An individual’s driving record is often one of the most important variables in insurers’ rating and underwriting plans. Risky driving behavior is also correlated to a higher frequency of filing a home insurance claim and signals increased mortality rates in life insurance. State Motor Vehicle Reports (MVRs) have traditionally been viewed as the ‘gold standard’ by insurers to verify an individual’s driving record; however, MVRs can be expensive. MVRs may also lack conviction activity, which could be “costly” to insurers in terms of missed premium and unidentified risk.
However, combining MVR information with court record data provides a more comprehensive view into a person’s driving record, often filling in the gaps that can be present in MVRs alone. Incorporating court record information into a national driving record solution allows insurers to optimize their expenses, eliminating MVR orders when the driver has no infractions on their record.

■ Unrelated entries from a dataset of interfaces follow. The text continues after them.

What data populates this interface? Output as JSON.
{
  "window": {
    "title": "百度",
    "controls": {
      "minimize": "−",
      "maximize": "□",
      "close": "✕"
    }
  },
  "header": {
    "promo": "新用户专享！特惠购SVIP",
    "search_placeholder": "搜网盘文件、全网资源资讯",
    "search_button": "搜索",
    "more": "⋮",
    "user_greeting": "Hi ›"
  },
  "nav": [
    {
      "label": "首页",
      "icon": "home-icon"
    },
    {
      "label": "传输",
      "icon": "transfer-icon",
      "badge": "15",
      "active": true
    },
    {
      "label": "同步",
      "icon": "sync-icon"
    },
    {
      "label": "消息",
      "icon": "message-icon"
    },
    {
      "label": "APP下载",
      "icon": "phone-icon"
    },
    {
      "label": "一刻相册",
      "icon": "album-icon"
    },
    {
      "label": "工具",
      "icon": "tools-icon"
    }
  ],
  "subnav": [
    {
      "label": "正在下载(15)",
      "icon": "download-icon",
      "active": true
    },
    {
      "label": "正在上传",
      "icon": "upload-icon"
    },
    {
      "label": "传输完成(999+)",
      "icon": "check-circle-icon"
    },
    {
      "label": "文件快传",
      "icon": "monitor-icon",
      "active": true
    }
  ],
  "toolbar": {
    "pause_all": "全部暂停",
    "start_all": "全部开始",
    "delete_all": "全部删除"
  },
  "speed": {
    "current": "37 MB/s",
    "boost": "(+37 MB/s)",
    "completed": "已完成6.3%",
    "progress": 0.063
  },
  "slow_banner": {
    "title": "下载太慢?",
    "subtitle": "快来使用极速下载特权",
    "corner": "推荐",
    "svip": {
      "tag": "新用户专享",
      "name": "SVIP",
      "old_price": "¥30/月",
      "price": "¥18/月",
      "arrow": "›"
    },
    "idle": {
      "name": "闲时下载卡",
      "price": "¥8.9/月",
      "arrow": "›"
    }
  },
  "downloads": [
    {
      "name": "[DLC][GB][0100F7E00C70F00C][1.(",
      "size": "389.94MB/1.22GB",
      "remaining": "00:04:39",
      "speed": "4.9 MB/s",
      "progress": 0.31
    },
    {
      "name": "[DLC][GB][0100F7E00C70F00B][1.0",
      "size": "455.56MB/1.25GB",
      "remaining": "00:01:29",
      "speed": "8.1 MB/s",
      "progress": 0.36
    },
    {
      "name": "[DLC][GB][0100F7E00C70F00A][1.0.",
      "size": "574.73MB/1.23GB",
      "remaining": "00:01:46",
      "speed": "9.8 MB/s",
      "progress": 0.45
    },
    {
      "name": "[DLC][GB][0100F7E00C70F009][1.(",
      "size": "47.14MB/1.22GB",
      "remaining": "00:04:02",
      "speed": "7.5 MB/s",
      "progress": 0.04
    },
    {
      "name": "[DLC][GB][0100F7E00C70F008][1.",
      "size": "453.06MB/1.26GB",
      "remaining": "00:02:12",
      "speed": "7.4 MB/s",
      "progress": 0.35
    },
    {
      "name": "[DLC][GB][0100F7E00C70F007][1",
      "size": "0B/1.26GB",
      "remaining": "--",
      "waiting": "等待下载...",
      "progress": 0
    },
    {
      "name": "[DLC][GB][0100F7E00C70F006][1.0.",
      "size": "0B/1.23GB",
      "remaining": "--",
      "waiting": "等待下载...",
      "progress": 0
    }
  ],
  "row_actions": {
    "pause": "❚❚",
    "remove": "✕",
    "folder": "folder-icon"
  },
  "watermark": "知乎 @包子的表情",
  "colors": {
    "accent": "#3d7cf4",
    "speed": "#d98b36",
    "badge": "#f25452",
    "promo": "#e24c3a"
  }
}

Why reliance on state MVRs alone may prove costly
The MVR is administered through a state agency, often called the Department of Motor Vehicles (DMV). The DMV receives and transcribes violation conviction information from the courts. This transcription process of recording convicted traffic and criminal traffic data is usually automated, but lag times, errors and/or omissions can occur, especially in states where manual processes are used. Louisiana is a notable example, where only 28% of violations that were submitted to the Louisiana Office of Motor Vehicles throughout 2016 were posted by year-end.
In addition, MVRs may not include a full history of a person’s driving record. Some states exclude zero or low point tickets, such as low speeding tickets. For example, a person could have multiple DUIs across differing states or counties that will never show, since is treated as a first offense in that particular county. According to TransUnion’s internal research, over half of the guilty DUI convictions found in court records were not on the Texas MVR.
MVRs may also exclude convictions related to out-of-state violations — tickets a person receives while driving in a state other than where they live or maintain a driver’s license. In addition, prior state violations, those received and recorded under a prior driver’s license, may also be inconsistently transferred to the new driving record. Although most states participate in some type of violation sharing (e.g., interstate reciprocity rules, including the Driver’s License Compact), not all states participate consistently.
According to TransUnion production statistics, out-of-state or prior state tickets comprise a significant percentage of all violations, and when combined with inconsistent sharing between states may mean the insurance industry is not getting the full risk profile of any given driver.
During a two-month sampling of TransUnion production transactions, 32% of ratable violations returned were out-of-state. TransUnion’s database contains 6.1 million out-of-state tickets, and some of those are likely not recorded on the resident state MVR. Based on these counts, there may be a potential hidden surcharge of $1 billion from these out-of-state convictions where some interstate reciprocity restrictions exist.
Court records can help
Since MVRs are expensive and can be incomplete, many insurers are turning to a comprehensive solution that includes court records and MVRs. As the pre-cursor to information that flows to the DMV, a database of court records can overcome many of the sharing restrictions and exclusions that may exist with the DMV record.
Not all systems are equal but with advanced matching capabilities, and where court records are available, insurers can have access to advanced solutions that provide the ability to identify violations for drivers, despite changes to their name, address or driver’s license number.
Through a more comprehensive view of a driving record, insurers can improve pricing precision and risk selection, while consumers with truly ‘clean’ driving records can benefit in the form of lower insurance premiums.